Spammers have a tendency to attempt to exploit any medium in order to drive traffic to their sites.
Everyone who has an e-mail account is acquainted with e-mail spam. If you use social networks like Facebook, Twitter, or Pinterest, chances are you’ve also seen spam posted by spammers or hacked accounts on those sites.
Anyone who manages a fairly popular blog or news site is also aware that spammers try to leave comments as well.
I find it somewhat amusing when spammers attempt to leave comments on articles at my own security blog, the JoshMeister on Security. Typically these attempted spam comments aren’t noteworthy enough to bother writing about.
But this time, someone attempted to link to a site that supposedly allows you to “hack a Facebook account.”
Following is a rough translation of part of the site (based on translation attempts by Google and Bing):
Our site offers recovery services for the social network Facebook, our tool ensures you to hack a facebook account without software assistance. Hack-face uses the most advanced exploits as well as 5 methods of decryption, so it is possible in a few minutes to get the password for the targeted account. Instantly receive email logins on your choice so that you can get access.
So at first they claim to offer “recovery services,” implying that if you lose access to your account you can regain access via this site. (Don’t count on it.) Then immediately after that they revert to what the big headline says: that the site enables you to “hack” a Facebook account, which implies malicious intent. So which is it?
And just to make sure they cover all their bases, there’s also a section of the page that claims that the site offers a “Facebook Penetration Testing Tool” that uses “new technologies such as the cloud and exploit kits” to “effortlessly” hack Facebook.
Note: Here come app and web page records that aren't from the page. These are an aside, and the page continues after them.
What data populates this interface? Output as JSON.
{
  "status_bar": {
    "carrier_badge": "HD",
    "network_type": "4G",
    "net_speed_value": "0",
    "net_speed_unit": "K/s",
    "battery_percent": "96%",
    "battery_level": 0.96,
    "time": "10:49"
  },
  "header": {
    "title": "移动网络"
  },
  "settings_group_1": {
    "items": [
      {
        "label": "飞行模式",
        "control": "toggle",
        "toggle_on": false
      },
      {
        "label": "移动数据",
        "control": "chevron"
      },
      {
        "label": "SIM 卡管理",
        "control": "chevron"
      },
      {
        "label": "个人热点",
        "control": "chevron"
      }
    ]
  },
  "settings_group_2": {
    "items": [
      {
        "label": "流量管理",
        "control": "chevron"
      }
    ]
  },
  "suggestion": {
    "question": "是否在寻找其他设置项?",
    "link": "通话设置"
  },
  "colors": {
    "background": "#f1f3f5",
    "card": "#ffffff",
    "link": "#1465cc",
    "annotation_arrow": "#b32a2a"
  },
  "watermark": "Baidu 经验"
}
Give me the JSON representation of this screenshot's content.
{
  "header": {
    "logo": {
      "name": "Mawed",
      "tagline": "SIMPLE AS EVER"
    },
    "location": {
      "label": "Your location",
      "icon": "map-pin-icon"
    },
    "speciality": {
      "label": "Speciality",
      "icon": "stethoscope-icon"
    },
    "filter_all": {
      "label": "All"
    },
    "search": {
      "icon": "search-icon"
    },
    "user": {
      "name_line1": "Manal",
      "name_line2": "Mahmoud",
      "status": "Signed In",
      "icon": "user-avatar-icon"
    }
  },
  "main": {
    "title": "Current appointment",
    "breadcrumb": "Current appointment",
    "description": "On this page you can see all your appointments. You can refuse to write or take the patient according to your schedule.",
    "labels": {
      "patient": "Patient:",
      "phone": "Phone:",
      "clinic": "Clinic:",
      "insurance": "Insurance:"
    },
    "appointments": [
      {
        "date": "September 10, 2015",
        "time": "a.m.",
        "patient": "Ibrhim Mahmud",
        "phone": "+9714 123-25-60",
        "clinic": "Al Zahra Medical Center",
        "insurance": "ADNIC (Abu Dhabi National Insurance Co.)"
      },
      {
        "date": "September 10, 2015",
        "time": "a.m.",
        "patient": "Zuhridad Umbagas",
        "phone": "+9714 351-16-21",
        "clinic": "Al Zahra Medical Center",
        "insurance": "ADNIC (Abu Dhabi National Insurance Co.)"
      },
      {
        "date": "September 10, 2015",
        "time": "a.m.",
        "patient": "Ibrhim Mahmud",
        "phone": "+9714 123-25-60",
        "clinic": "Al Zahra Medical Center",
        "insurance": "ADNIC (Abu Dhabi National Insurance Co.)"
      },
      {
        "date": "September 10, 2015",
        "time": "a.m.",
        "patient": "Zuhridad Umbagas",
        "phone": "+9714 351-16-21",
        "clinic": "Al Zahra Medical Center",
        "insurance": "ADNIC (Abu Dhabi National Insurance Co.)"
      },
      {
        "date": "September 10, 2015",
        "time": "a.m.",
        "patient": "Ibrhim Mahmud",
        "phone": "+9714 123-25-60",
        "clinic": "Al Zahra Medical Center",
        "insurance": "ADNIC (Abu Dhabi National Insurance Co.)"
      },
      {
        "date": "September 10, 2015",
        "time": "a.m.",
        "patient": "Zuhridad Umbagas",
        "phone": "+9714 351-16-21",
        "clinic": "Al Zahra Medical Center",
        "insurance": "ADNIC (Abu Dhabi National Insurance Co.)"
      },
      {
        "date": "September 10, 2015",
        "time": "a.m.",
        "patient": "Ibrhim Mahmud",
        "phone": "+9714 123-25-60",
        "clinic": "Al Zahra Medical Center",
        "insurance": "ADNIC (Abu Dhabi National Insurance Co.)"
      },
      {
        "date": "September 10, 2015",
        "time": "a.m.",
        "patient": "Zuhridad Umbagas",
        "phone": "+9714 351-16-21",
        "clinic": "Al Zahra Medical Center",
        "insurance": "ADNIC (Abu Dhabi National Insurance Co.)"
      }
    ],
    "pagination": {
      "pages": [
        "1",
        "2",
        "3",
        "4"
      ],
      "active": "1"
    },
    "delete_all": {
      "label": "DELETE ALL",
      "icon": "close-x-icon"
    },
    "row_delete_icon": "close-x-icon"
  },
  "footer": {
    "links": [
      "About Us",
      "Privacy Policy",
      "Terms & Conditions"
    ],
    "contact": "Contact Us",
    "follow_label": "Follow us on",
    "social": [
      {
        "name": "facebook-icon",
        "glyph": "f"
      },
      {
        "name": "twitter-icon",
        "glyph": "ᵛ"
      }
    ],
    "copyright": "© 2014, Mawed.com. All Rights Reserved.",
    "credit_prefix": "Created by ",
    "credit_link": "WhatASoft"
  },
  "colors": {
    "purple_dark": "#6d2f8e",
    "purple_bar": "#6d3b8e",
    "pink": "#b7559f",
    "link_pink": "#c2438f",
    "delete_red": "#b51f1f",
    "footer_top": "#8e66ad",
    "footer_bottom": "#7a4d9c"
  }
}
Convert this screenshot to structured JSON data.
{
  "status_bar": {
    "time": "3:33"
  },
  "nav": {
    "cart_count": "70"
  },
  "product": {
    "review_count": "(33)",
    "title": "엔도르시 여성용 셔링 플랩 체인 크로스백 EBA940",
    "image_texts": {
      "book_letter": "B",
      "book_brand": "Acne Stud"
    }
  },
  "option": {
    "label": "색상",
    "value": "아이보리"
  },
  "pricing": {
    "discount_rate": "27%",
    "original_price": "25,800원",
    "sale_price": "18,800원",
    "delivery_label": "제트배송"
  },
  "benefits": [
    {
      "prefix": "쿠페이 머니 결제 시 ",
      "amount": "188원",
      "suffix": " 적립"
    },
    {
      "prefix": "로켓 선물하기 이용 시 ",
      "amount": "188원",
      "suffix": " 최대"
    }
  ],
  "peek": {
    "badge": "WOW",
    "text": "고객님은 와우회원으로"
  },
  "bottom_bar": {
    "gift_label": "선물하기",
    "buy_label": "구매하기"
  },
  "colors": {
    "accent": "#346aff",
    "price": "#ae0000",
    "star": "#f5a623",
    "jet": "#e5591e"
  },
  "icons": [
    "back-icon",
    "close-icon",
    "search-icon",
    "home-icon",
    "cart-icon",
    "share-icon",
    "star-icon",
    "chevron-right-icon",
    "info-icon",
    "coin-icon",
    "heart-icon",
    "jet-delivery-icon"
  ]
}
The term “penetration testing” implies that the tool attempts to find security weaknesses in a system with permission from the owners or operators of that system. I think it’s fairly obvious that Facebook does not want everyone in the world to be able to hack into everyone else’s account.
More concerning than the site’s claims is the fact that the site has a Login page.
Given that many people reuse their passwords across multiple sites, this site may be sneakily collecting usernames and passwords that could potentially be used to access a would-be hacker’s Facebook or other online accounts.
Thus, if someone stumbles upon this site and tries to use it to hack someone else’s Facebook account, they may end up getting their own account hacked instead.
The site also attempts to collect mobile phone numbers from wannabe hackers. If you were to type in a Facebook page name and click on the “Recuperer ce compte” (Recover this account) button, it loads a page that pretends to show a real-time hack of a Facebook account, and then redirects to another page that asks you to send two SMS text messages to a number to get codes that will allow you to pay and continue with the alleged hack.
There’s no mention on the site of exactly how much this would cost you, however.
While it’s doubtful that the site can actually hack Facebook accounts, the site operators clearly could send you SMS spam or sell your number to other companies once they’ve obtained it.
But one could argue that the biggest danger is that it could steal your money.
Texting this number may also result in an attempt to automatically bill you through your cell phone service provider. A Google search for SMS 81073 reveals complaints on several French-language forums in which users claim to have been charged about €4.50 per text message. Evidently, 81073 is an example of what’s known as a “premium SMS” or “premium messaging” number. Given that this site is asking for two codes (presumably requiring you to send two text messages to that number), if you text the number twice you’ll probably see at least a €9 (U.S. $12) charge on your next phone bill.
So the moral of the story is that you should never trust sites that claim to let you hack into someone’s account (or, for that matter, any sites that are advertised via spam).
For additional tips on how to avoid falling victim to premium text messaging scams, or how to dispute charges that show up on your bill, see the additional information I’ve written up in a companion article at the JoshMeister on Security. There you’ll also find suggestions for preventing comment spam on your blog or news site, as well as details about the spammer herself (if the spammer is indeed a woman) and the scam site she attempted to advertise.